So I regard marriage as a contractual formalisation of something that already existed. Although I haven’t been divorced, that is another such formalisation. The difference between married people and unmarried people is simply one of a relationship to a formal set of obligations, responsibilities and benefits, and it has long been assumed that such formal obligations, responsibilities and benefits will contribute to the smoother running of society as a whole, in much the same way as, say, a formal contract between an employer and an employee will contribute to the more efficient management of a business.

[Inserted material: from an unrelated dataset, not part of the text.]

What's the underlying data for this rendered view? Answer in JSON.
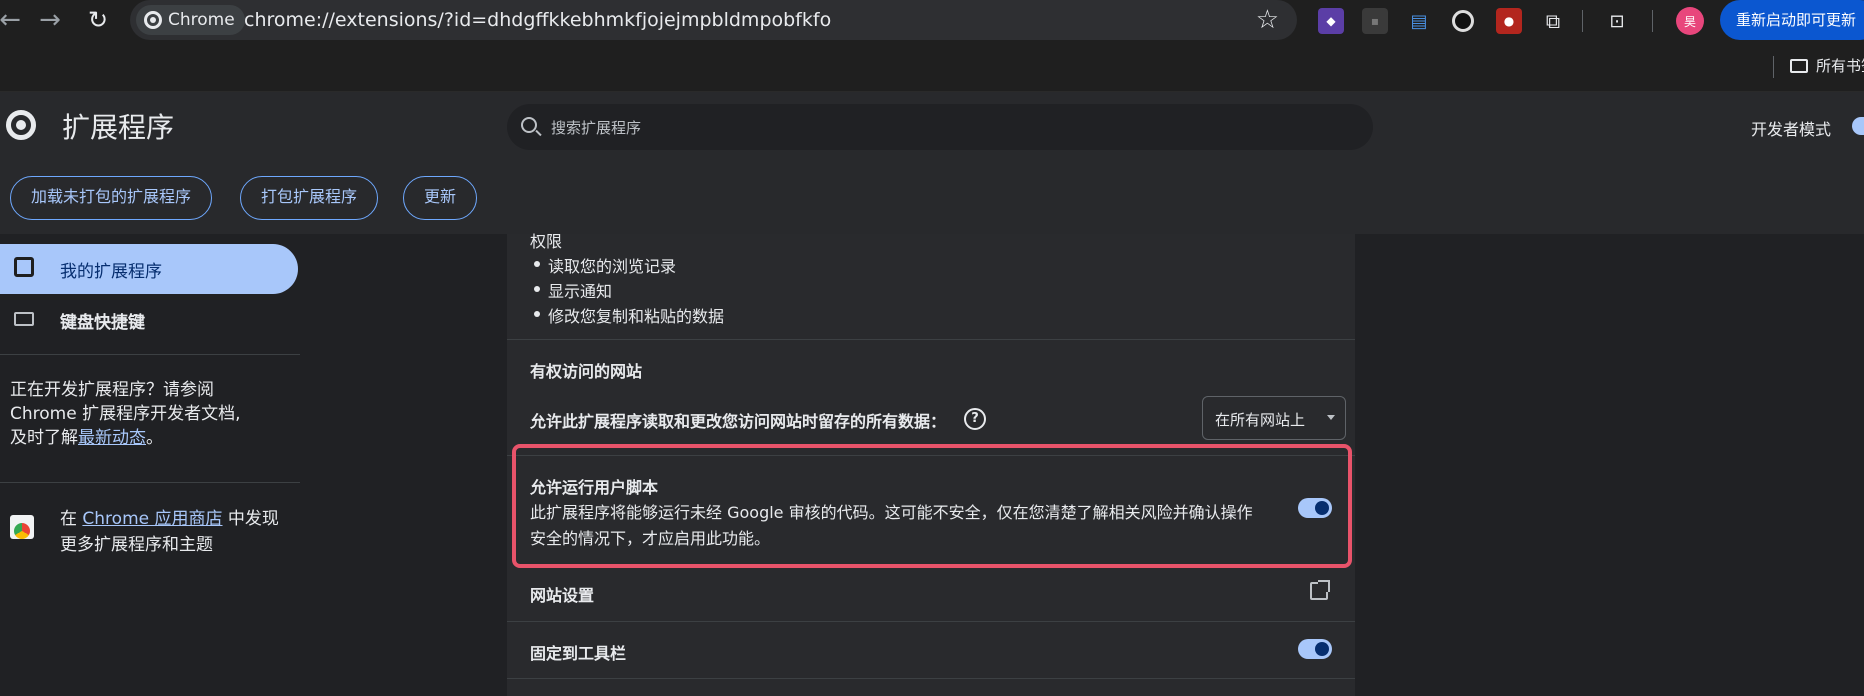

Of course it is more complex than this. We have Common Law provisions that dictate that people can be effectively married even if not formally so. But marriage is also a kind of public declaration of devotion – in an ideal world the married have no need for formal arrangements to cement this devotion. And weddings are themselves a celebration, not of formal arrangements per se, but of a formalised mutual commitment. In this sense they are a “tradition”. As I’ve argued elsewhere, traditions themselves become the traditions and there is no historical reason to suppose that things that we regard as traditional now will always be traditional. Continue reading